Please copy every line of the data in which the string "label" appears.
_ _ _ _ _ _ _
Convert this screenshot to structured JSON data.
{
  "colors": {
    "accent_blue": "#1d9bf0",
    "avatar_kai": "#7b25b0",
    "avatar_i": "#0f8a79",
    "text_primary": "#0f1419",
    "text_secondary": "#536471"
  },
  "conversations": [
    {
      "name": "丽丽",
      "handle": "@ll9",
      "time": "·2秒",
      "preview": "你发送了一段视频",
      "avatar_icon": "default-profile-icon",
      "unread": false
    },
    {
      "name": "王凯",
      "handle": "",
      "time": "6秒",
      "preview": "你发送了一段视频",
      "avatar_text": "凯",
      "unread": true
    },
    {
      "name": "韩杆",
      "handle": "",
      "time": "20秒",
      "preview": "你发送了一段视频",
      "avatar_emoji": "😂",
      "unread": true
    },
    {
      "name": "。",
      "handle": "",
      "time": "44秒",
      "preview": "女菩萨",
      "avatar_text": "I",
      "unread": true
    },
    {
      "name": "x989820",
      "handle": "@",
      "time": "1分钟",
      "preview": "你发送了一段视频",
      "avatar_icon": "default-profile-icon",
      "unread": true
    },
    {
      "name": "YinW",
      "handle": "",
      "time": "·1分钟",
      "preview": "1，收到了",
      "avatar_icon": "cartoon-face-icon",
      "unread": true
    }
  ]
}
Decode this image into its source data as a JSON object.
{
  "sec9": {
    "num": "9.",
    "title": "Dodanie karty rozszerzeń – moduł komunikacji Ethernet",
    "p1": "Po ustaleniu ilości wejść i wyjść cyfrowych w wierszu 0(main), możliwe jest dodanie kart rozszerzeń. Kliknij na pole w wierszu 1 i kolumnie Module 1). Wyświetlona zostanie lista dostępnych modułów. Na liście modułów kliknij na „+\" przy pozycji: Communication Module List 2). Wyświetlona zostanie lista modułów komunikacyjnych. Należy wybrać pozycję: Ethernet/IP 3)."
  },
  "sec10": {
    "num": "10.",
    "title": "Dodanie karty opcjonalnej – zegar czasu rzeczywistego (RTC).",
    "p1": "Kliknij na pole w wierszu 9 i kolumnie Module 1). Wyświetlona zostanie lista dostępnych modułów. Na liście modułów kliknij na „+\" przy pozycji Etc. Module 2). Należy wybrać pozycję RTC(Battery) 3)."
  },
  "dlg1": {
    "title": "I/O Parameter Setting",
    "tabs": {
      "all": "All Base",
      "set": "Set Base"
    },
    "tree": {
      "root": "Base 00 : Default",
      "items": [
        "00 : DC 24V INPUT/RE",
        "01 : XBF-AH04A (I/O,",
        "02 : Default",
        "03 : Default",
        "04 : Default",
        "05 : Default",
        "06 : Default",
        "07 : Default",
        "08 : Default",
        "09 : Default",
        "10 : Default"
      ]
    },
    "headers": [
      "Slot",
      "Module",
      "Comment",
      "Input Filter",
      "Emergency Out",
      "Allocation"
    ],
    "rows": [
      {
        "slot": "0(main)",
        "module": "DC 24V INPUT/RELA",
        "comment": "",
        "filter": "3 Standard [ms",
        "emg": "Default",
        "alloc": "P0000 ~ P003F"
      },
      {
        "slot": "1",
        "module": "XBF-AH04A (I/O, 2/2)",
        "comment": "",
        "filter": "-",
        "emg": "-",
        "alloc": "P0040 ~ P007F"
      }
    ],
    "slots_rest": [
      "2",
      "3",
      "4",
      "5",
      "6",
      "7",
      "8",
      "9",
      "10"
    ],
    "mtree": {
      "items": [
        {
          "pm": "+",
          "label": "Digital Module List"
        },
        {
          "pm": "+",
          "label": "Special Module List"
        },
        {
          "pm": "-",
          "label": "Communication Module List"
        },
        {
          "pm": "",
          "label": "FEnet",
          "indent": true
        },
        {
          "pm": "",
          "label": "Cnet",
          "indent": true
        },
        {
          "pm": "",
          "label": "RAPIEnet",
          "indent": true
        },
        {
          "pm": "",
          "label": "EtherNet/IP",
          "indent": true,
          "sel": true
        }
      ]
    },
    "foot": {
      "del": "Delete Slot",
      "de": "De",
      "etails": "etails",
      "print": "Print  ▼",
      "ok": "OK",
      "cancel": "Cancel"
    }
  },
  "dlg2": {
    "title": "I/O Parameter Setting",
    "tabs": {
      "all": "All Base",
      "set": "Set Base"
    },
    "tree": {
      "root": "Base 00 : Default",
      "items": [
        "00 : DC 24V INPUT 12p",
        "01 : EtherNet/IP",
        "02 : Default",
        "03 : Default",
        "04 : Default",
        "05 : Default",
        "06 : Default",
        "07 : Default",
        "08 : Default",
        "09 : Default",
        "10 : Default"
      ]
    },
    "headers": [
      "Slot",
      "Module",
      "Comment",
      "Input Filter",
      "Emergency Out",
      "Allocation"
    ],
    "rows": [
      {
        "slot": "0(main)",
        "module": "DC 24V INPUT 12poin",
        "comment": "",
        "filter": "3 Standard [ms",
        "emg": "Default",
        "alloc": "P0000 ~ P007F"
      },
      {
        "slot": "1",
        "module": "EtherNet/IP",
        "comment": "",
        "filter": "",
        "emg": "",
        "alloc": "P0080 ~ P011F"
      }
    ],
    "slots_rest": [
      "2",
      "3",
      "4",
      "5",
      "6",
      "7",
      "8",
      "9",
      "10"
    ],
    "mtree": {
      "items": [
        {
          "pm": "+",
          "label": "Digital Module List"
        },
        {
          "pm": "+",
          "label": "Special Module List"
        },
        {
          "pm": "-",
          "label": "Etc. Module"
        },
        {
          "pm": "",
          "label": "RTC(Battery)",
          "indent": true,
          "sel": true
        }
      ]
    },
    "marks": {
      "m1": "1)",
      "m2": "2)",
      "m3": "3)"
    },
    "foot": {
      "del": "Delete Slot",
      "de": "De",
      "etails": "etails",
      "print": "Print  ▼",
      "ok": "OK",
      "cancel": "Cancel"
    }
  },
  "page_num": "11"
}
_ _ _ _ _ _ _
▶ EXERCISE RESULT:
          "label": "Digital Module List"
          "label": "Special Module List"
          "label": "Communication Module List"
          "label": "FEnet",
          "label": "Cnet",
          "label": "RAPIEnet",
          "label": "EtherNet/IP",
          "label": "Digital Module List"
          "label": "Special Module List"
          "label": "Etc. Module"
          "label": "RTC(Battery)",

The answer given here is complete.